EXERCISE PROMPT:
Tally how many lines of these entries hold the string "this". Return the number alone.

DATA RECORDS:

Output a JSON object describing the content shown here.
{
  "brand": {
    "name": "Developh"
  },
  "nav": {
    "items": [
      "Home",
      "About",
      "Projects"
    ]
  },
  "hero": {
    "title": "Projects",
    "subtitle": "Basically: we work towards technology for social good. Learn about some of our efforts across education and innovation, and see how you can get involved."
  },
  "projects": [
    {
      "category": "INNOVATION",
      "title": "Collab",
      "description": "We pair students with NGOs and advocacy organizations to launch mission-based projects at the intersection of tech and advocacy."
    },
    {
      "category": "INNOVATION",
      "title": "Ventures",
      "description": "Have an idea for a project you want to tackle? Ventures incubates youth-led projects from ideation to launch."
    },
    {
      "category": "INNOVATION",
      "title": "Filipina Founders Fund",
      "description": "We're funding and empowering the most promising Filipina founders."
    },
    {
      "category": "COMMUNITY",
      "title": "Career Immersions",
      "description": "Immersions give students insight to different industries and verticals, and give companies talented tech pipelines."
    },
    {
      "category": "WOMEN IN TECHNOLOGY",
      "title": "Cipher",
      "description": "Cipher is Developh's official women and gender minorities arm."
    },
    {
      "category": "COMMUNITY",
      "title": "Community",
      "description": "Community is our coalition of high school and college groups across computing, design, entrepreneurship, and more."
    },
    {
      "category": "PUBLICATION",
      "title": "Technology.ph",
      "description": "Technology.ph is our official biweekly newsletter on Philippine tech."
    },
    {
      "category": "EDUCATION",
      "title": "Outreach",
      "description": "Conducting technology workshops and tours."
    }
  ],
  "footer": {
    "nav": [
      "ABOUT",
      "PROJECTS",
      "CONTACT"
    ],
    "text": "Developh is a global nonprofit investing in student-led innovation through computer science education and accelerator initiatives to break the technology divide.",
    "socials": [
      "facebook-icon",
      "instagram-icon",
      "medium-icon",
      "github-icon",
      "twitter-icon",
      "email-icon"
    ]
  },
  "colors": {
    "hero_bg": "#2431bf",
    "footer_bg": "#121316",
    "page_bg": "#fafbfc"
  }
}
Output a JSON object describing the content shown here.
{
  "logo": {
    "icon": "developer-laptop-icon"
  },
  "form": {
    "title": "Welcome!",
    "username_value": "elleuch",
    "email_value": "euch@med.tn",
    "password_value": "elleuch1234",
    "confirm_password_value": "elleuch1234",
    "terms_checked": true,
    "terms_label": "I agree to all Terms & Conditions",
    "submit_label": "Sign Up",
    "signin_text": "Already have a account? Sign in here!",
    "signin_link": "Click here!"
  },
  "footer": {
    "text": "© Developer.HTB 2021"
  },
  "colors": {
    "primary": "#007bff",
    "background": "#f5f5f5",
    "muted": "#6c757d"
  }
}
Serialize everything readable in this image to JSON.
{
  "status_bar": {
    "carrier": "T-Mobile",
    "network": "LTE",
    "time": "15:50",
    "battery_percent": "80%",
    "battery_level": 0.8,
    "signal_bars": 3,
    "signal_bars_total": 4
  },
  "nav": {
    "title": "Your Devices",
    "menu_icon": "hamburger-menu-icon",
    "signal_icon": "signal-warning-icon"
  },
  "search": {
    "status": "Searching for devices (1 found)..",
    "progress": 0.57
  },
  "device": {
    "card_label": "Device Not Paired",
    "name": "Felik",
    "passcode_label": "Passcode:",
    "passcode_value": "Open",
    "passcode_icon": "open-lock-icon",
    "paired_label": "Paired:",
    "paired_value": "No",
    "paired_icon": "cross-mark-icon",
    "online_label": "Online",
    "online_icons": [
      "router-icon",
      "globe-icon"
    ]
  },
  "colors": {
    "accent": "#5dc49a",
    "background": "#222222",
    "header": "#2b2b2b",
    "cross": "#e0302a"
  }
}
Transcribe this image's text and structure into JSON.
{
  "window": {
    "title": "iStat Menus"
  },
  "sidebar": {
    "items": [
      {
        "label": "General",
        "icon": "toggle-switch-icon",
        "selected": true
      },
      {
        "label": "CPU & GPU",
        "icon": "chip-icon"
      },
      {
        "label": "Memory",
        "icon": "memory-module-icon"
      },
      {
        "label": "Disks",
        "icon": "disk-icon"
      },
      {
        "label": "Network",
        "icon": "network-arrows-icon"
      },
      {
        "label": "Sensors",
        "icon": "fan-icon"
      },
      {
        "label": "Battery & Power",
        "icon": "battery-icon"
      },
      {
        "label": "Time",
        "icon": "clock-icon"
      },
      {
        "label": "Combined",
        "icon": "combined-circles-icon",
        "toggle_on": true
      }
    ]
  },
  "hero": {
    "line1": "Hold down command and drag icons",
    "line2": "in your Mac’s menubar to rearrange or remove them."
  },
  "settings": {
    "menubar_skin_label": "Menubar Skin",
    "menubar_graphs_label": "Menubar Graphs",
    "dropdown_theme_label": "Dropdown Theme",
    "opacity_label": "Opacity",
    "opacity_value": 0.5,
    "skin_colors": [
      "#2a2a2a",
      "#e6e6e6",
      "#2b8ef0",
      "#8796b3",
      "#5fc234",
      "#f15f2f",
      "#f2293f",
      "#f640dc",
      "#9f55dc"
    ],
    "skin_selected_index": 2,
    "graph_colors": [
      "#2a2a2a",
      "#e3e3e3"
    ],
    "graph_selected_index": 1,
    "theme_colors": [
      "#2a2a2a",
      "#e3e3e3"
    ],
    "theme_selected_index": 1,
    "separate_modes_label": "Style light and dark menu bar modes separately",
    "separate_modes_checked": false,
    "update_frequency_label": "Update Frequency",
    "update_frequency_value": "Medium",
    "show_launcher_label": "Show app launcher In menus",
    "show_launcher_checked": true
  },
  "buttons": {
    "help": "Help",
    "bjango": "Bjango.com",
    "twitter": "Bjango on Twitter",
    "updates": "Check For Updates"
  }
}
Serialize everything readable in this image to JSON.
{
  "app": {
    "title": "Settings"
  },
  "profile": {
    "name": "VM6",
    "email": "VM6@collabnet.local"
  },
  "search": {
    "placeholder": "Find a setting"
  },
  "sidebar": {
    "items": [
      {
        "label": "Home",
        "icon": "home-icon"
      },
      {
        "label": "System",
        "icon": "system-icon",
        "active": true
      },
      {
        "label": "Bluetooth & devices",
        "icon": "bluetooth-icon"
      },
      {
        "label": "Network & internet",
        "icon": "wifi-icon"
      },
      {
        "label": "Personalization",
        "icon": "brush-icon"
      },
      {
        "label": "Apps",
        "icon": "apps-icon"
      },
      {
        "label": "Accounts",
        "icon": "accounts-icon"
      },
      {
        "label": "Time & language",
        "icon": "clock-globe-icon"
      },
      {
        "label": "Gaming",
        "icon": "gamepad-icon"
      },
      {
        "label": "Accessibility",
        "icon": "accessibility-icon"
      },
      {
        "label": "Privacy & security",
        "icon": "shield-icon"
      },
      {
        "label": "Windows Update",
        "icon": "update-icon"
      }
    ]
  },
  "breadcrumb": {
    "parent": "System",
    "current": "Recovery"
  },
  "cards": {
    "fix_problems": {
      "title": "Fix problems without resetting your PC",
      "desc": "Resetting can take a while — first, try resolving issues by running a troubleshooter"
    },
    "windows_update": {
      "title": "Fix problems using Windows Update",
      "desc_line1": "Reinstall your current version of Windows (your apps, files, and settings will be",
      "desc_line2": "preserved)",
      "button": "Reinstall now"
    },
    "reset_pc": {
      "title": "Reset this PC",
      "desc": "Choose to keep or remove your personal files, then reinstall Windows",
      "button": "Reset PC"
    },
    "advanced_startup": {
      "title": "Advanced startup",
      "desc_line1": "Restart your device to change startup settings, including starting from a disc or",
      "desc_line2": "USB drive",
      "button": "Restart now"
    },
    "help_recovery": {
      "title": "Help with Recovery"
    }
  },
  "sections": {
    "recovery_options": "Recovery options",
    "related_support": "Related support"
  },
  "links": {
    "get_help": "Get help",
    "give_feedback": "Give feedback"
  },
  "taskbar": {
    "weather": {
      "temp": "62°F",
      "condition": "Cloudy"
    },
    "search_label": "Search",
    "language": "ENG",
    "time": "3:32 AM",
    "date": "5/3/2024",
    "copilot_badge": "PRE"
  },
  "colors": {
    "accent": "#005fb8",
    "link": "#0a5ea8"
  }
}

YOUR SOLUTION:
4